The movie has two minor issues, the first of which is its often grade-school-simplistic dialogue. Normally, I would write this off as the subtitle writers' need to simplify complex foreign dialogue, but the screenplay was, I assume, written by Jolie in English. Granted, there may still be translation considerations involved, but there's little pizzazz or personality in the writing. For that, we must turn to the actors' wonderful faces and gestures.

The second issue is Jolie's handling of what begins as three main plot threads. We follow Ajla, Danijel, and Lejla for about half the film, largely in parallel. Eventually, Lejla drops out of completely, only to resurface at the end. She's given such a powerful early scene that we become emotionally invested in her journey--almost more so than that of the two lovers.* The circumstances of her departure are problematic, too, raising questions as to why (MILD SPOILER) she and her friends weren't discovered at the rebel encampment when Ajla was.
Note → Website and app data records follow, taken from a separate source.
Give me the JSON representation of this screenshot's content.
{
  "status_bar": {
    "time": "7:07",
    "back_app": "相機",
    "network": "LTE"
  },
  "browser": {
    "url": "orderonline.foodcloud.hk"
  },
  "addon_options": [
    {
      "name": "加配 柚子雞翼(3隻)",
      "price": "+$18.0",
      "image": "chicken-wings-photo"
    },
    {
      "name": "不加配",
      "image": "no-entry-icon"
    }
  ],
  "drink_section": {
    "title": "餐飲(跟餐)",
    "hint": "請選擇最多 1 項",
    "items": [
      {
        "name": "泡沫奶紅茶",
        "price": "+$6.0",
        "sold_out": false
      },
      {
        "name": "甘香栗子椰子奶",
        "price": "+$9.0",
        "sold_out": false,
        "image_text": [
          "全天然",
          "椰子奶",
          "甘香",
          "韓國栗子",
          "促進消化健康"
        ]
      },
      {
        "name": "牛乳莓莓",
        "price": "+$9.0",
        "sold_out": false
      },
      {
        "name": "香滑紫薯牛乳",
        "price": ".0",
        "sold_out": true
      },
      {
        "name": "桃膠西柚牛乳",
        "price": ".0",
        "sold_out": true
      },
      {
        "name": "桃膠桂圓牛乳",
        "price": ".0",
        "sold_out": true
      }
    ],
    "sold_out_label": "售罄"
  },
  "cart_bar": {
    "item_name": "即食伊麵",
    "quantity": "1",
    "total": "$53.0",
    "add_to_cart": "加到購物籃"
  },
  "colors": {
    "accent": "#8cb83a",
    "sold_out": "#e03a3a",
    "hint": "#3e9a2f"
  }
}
Neither concern was enough to derail the movie for me. In the Land of Blood and Honey is a solid drama that brings home a lot of ideas that mainstream audiences, frankly, don't want to deal with. For me, the most striking part of the movie was how much it played like something out of the Nazi era. I was often jolted by the modernity of the actors' clothes, a sad reminder that this genocide took place merely twenty years ago and claimed (depending on which statistics you believe, between 100,000 and 300,000 lives). Audiences may also be surprised to see a "new" representation of Muslims. The film's persecuted class look and speak just like the persecutors. This race war was founded in blood more than skin color or custom.

I'm happy and embarrassed to say that Jolie has done her job well. Celebrity status makes her an easy target. It's hard for people in cushier confines to understand the significance of a person of means adopting kids from troubled parts of the globe. Hell, I'm guilty of snickering, too. But she's committed her life and art to helping those who barely have the luxury of either, which is more than I can say of ninety-nine percent of her contemporaries. Or myself.